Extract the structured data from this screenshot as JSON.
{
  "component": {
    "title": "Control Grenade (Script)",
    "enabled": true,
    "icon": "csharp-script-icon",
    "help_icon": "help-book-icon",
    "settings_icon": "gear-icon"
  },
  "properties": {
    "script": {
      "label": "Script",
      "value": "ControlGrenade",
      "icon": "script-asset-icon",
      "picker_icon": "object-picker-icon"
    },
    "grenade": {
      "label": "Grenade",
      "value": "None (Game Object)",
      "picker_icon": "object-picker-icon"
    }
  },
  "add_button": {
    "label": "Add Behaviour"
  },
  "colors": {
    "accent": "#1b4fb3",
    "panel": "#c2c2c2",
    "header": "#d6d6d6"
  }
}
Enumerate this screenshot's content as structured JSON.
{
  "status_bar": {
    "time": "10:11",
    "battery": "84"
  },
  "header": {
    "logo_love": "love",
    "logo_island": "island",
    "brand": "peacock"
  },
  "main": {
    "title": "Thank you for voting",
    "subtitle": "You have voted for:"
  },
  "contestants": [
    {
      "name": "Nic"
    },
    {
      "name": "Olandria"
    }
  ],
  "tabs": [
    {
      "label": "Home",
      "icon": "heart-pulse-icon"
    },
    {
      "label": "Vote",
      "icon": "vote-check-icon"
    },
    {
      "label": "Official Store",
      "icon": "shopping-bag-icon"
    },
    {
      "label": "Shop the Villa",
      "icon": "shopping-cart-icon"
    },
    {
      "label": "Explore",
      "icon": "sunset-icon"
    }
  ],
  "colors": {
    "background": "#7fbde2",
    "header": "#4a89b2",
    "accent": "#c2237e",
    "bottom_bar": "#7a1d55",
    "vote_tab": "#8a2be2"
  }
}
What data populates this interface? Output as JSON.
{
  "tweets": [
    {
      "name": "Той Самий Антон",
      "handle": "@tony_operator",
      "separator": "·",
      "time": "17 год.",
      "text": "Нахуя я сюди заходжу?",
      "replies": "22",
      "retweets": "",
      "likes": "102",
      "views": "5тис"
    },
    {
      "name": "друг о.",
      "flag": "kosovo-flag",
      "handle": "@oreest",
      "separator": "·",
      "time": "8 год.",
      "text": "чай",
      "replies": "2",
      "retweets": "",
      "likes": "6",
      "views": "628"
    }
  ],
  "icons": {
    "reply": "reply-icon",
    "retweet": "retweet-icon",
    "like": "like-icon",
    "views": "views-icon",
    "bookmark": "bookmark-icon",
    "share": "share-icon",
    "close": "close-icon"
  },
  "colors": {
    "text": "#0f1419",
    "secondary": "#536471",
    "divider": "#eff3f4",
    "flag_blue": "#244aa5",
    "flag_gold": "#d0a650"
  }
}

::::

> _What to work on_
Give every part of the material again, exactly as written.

> _Written response_
Extract the structured data from this screenshot as JSON.
{
  "component": {
    "title": "Control Grenade (Script)",
    "enabled": true,
    "icon": "csharp-script-icon",
    "help_icon": "help-book-icon",
    "settings_icon": "gear-icon"
  },
  "properties": {
    "script": {
      "label": "Script",
      "value": "ControlGrenade",
      "icon": "script-asset-icon",
      "picker_icon": "object-picker-icon"
    },
    "grenade": {
      "label": "Grenade",
      "value": "None (Game Object)",
      "picker_icon": "object-picker-icon"
    }
  },
  "add_button": {
    "label": "Add Behaviour"
  },
  "colors": {
    "accent": "#1b4fb3",
    "panel": "#c2c2c2",
    "header": "#d6d6d6"
  }
}
Enumerate this screenshot's content as structured JSON.
{
  "status_bar": {
    "time": "10:11",
    "battery": "84"
  },
  "header": {
    "logo_love": "love",
    "logo_island": "island",
    "brand": "peacock"
  },
  "main": {
    "title": "Thank you for voting",
    "subtitle": "You have voted for:"
  },
  "contestants": [
    {
      "name": "Nic"
    },
    {
      "name": "Olandria"
    }
  ],
  "tabs": [
    {
      "label": "Home",
      "icon": "heart-pulse-icon"
    },
    {
      "label": "Vote",
      "icon": "vote-check-icon"
    },
    {
      "label": "Official Store",
      "icon": "shopping-bag-icon"
    },
    {
      "label": "Shop the Villa",
      "icon": "shopping-cart-icon"
    },
    {
      "label": "Explore",
      "icon": "sunset-icon"
    }
  ],
  "colors": {
    "background": "#7fbde2",
    "header": "#4a89b2",
    "accent": "#c2237e",
    "bottom_bar": "#7a1d55",
    "vote_tab": "#8a2be2"
  }
}
What data populates this interface? Output as JSON.
{
  "tweets": [
    {
      "name": "Той Самий Антон",
      "handle": "@tony_operator",
      "separator": "·",
      "time": "17 год.",
      "text": "Нахуя я сюди заходжу?",
      "replies": "22",
      "retweets": "",
      "likes": "102",
      "views": "5тис"
    },
    {
      "name": "друг о.",
      "flag": "kosovo-flag",
      "handle": "@oreest",
      "separator": "·",
      "time": "8 год.",
      "text": "чай",
      "replies": "2",
      "retweets": "",
      "likes": "6",
      "views": "628"
    }
  ],
  "icons": {
    "reply": "reply-icon",
    "retweet": "retweet-icon",
    "like": "like-icon",
    "views": "views-icon",
    "bookmark": "bookmark-icon",
    "share": "share-icon",
    "close": "close-icon"
  },
  "colors": {
    "text": "#0f1419",
    "secondary": "#536471",
    "divider": "#eff3f4",
    "flag_blue": "#244aa5",
    "flag_gold": "#d0a650"
  }
}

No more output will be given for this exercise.